Disclaimer: The opinions, beliefs, and viewpoints expressed by the various authors and/or forum participants on this website do not necessarily reflect the opinions, beliefs, and viewpoints of Digi-Key Electronics or official policies of Digi-Key Electronics.

About this author

Bill Giovino

Bill Giovino is an Electronics Engineer with a BSEE from Syracuse University, and is one of the few people to successfully jump from design engineer, to field applications engineer, to technology marketing.

For over 25 years Bill has enjoyed promoting new technologies in front of technical and non-technical audiences alike for many companies including STMicroelectronics, Intel, and Maxim Integrated. While at STMicroelectronics, Bill helped spearhead the company’s early successes in the microcontroller industry. At Infineon Bill orchestrated the company’s first microcontroller design wins in U.S. automotive.
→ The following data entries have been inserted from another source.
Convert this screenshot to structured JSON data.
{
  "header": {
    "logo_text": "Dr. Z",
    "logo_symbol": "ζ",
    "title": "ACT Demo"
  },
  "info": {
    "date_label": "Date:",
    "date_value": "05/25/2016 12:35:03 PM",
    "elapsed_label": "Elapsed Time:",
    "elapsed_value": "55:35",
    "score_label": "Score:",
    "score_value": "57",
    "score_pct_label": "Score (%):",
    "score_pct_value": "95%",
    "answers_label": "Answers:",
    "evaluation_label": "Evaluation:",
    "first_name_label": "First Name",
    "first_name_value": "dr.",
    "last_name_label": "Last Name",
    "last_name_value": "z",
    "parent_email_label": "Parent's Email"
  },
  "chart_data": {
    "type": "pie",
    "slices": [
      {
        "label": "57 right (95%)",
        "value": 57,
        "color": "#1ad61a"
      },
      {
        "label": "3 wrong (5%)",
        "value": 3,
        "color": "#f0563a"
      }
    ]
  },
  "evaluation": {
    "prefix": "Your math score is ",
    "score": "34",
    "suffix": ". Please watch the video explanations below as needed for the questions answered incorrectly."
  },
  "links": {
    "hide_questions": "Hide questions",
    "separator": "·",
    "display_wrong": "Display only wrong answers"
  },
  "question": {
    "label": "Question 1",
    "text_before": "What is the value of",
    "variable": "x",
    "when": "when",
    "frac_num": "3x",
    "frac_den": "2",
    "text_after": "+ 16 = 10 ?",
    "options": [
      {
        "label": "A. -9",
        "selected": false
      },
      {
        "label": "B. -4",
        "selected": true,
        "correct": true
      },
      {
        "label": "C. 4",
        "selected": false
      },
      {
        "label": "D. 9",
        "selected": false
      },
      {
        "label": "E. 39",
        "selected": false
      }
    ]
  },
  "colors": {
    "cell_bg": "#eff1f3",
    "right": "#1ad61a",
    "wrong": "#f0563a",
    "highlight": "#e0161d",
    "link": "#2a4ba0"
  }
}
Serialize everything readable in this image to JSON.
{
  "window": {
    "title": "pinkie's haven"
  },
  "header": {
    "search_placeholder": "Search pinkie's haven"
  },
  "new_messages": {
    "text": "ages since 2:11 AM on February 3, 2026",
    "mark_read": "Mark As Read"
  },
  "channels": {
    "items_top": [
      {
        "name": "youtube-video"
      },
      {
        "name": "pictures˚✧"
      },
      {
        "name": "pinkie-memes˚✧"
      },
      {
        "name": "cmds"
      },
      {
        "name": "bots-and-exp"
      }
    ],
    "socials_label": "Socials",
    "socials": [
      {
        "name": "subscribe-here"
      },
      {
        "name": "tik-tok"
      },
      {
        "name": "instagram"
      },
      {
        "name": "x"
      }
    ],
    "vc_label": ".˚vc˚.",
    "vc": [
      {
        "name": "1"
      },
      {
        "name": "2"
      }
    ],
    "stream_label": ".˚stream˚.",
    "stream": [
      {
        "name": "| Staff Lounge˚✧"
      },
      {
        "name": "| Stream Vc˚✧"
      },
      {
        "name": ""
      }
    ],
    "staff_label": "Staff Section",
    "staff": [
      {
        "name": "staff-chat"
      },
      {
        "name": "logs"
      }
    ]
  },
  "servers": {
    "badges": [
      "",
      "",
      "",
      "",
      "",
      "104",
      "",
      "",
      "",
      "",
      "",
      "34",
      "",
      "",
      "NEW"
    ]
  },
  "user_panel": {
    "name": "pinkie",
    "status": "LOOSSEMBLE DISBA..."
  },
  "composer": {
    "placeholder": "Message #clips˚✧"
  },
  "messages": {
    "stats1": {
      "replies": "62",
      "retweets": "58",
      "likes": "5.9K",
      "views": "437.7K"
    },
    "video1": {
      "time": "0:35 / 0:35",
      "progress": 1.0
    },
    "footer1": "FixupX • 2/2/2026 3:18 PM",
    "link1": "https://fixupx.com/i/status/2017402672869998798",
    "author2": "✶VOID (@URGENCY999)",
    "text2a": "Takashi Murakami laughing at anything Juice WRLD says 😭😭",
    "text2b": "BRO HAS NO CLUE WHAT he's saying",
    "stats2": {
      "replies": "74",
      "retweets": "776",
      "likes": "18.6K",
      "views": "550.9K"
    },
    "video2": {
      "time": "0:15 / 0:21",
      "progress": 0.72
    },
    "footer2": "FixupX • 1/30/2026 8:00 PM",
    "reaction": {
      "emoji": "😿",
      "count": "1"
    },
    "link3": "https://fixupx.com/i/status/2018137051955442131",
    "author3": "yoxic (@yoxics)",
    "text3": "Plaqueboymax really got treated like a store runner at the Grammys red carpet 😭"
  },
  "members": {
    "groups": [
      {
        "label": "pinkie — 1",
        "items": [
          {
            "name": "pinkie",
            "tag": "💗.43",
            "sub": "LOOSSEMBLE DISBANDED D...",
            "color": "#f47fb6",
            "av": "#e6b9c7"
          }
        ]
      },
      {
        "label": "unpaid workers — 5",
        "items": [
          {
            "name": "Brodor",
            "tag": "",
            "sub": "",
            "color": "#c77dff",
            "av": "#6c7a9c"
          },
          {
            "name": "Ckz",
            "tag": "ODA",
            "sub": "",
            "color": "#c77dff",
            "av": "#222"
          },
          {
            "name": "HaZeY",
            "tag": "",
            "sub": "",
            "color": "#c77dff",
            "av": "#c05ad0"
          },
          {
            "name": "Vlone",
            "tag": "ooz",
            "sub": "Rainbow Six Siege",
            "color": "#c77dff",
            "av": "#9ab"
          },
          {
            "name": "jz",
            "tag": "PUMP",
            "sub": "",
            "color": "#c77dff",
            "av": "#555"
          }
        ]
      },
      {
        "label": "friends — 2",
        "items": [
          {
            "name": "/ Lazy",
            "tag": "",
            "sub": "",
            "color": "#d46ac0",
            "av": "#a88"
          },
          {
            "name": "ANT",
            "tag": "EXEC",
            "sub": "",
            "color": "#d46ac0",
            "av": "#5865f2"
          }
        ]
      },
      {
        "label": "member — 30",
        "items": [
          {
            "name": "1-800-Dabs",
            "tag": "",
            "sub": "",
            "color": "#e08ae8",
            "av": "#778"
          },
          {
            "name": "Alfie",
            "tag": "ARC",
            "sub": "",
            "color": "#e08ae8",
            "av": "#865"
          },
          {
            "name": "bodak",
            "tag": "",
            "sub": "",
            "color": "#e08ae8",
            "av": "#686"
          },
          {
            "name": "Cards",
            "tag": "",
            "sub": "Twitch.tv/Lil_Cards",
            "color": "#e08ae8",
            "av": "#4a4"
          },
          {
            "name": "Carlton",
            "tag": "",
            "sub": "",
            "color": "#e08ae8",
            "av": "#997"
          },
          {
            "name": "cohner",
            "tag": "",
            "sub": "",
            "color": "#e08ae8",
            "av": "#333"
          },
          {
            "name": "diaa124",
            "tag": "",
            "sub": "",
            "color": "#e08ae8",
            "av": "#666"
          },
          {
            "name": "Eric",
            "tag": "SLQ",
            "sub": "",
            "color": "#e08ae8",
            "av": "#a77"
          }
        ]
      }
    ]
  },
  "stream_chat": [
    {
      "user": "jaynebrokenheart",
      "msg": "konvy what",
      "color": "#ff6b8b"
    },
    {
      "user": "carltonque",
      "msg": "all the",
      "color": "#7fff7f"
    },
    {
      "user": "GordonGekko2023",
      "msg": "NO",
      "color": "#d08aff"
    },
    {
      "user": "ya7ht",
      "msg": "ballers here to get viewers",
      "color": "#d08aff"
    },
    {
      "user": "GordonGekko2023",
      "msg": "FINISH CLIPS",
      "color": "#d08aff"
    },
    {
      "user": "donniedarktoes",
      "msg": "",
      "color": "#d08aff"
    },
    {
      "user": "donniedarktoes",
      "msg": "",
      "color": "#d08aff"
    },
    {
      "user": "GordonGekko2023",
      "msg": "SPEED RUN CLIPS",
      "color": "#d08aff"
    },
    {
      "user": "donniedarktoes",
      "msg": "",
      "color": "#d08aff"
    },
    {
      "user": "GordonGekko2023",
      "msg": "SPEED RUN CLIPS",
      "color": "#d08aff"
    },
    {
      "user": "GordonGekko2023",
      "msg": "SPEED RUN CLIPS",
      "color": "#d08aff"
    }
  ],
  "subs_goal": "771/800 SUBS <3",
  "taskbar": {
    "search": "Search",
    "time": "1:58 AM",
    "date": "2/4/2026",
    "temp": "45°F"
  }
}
As a marketing consultant for his company CPU Technologies, Bill has helped many companies turn underperforming products into success stories.

Bill was an early adopter of the Internet of Things, including putting the first full TCP/IP stack on a microcontroller. Bill is devoted to the message of “Sales Through Education” and the increasing importance of clear, well written communications in promoting products online. He is moderator of the popular LinkedIn Semiconductor Sales & Marketing Group and speaks B2E fluently.

About this publisher

Digi-Key's North American Editors